While doing press for his upcoming action-thriller Non-Stop, producer Joel Silver revealed new details about an earlier version of Watchmen that was worked on by director Terry Gilliam and writer Sam Hamm, which was much different than Zack Snyder's version. If you haven't seen Watchmen or read the original graphic novel, there will be spoilers throughout the rest of this story.
While the producer felt that Zack Snyder approached the legendary graphic novel by Alan Moore in the right way, he revealed that the director was too slavish to the source material, and Terry Gilliam's take was a much better movie.
"It was a MUCH much better movie [...] I mean, Zack came at it the right way but was too much of a slave to the material. I was trying to get it BACK from the studio at that point, because I ended up with both V for Vendetta and Watchmen and I kinda lost Watchmen. I was happy with the way V came out, but we took a lot of liberties. That's one of the reasons Alan Moore was so unpleasant to deal with. The version of Watchmen that Zack made, they really felt the notion. They went to Comic-Con, they announced it, they showed things, the audience lost their minds but it wasn't enough to get a movie that would have that success."
Many fans believed that the graphic novel was "unadaptable" before the movie debuted in 2009, with the ending seen as the biggest hurdle. In the graphic novel, Adrian Veidt (Ozymandius) faked an alien squid attack on Earth to unite the warring nations of Earth. The adaptation, written by Alex Tse and David Hayter, replaced the squid attack with energy reactors that made it seem that Dr. Manhattan was the true villain. Joel Silver revealed that Terry Gilliam and writer Sam Hamm's take on the ending represented a significant departure from the graphic novel.
"What Terry had done, and it was a Sam Hamm script-who had written a script that everybody loved for the first Batman -and then he brought in a guy who'd worked for him to do work on it [Charles McKeown, co-writer of Brazil]. What he did was he told the story as-is, but instead of the whole notion of the intergalactic thing which was too hard and too silly, what he did was he maintained that the existence of Doctor Manhattan had changed the whole balance of the world economy, the world political structure. He felt that THAT character really altered the way reality had been. He had the Ozymandias character convince, essentially, the Doctor Manhattan character to go back and stop himself from being created, so there never would be a Doctor Manhattan character. He was the only character with real supernatural powers, he went back and prevented himself from being turned into Doctor Manhattan, and in the vortex that was created after that occurred these characters from Watchmen only became characters in a comic book."
It's interesting to ponder how the landscape would have changed, had Jon Osterman not turned into Dr. Manhattan, who is the only one of the Watchmen who had superhuman powers.
"So the three characters, I think it was Rorschach and Nite Owl and Silk Spectre, they're all of the sudden in Times Square and there's a kid reading a comic book.

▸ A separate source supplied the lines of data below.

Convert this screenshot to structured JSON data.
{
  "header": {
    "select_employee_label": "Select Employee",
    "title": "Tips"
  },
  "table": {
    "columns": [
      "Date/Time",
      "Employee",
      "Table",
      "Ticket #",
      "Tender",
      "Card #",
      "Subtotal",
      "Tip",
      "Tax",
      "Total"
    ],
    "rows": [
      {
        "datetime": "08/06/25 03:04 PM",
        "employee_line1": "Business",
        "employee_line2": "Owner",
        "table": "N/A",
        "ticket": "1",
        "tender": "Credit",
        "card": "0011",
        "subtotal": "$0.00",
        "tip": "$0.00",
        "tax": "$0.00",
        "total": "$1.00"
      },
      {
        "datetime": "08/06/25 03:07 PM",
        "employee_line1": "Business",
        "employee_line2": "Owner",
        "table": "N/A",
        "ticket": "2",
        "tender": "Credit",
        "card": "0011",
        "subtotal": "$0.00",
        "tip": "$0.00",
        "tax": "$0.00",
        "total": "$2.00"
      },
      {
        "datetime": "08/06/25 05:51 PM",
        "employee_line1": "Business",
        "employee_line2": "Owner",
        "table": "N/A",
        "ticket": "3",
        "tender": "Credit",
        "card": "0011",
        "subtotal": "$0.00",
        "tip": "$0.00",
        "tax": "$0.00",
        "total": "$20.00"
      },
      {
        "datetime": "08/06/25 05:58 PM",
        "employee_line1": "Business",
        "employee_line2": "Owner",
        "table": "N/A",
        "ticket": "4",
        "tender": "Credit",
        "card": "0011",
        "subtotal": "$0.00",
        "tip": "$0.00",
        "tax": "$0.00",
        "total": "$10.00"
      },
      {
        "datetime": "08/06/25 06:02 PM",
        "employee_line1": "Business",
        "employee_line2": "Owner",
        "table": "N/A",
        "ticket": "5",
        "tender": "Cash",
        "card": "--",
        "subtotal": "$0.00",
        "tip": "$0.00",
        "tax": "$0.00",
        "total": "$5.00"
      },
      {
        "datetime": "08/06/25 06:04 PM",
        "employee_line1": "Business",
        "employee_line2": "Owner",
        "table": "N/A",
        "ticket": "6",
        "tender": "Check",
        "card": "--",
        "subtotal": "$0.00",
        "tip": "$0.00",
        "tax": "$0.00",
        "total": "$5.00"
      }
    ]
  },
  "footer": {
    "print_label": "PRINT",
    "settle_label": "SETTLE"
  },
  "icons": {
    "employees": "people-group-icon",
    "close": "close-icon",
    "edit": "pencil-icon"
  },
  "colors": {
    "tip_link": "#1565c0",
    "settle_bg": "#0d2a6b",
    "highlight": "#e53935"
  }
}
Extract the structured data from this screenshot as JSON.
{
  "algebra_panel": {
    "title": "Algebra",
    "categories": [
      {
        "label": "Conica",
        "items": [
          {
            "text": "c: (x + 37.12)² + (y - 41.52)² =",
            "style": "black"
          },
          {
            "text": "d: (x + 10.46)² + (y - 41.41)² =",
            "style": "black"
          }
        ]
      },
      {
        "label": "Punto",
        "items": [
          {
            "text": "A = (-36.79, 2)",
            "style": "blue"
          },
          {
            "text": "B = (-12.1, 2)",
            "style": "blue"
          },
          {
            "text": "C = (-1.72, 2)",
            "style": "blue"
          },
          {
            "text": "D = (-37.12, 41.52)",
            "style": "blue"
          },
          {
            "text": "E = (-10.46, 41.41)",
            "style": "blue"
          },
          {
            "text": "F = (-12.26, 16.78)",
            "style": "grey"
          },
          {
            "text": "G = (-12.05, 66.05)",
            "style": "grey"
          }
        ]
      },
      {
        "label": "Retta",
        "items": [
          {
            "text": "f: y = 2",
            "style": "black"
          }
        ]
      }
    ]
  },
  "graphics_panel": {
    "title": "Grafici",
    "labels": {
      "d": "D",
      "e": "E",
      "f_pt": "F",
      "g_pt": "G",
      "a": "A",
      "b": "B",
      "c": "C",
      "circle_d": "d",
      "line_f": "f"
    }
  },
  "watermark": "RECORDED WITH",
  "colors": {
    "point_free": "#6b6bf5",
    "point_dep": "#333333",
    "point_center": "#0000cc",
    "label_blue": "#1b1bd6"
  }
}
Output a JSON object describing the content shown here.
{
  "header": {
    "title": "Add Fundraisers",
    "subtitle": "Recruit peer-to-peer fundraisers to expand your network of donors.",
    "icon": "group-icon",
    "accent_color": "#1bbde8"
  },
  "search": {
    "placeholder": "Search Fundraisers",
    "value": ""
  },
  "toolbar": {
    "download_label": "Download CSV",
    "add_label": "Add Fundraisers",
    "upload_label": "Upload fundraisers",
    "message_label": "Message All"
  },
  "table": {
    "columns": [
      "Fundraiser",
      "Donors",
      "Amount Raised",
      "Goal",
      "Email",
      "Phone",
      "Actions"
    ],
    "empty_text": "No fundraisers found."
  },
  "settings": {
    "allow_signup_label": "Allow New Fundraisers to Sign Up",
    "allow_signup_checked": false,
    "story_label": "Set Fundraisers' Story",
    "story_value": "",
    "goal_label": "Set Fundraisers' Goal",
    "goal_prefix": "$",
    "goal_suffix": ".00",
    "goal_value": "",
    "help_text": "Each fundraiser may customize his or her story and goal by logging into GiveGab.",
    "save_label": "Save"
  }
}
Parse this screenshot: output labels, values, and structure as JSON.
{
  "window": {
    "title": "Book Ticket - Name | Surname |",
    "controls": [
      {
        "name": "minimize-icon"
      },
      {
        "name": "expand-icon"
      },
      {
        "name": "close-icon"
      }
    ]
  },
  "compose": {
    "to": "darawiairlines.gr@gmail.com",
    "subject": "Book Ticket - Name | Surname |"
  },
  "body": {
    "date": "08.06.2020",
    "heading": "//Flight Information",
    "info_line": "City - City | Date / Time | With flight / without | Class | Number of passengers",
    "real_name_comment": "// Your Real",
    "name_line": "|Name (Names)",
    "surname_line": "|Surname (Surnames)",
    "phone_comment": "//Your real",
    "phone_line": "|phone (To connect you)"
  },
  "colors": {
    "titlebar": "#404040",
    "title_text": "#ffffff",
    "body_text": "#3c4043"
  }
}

They become like the people in Times Square dressing up like characters as opposed to really BEING those characters. There's a kid reading the comic book and he's like, 'Hey, you're just like in my comic book.' It was very smart, it was very articulate, and it really gave a very satisfying resolution to the story, but it just didn't happen. Lost to time [...] But I did like the  movie, very much. Zack did great stuff in it!"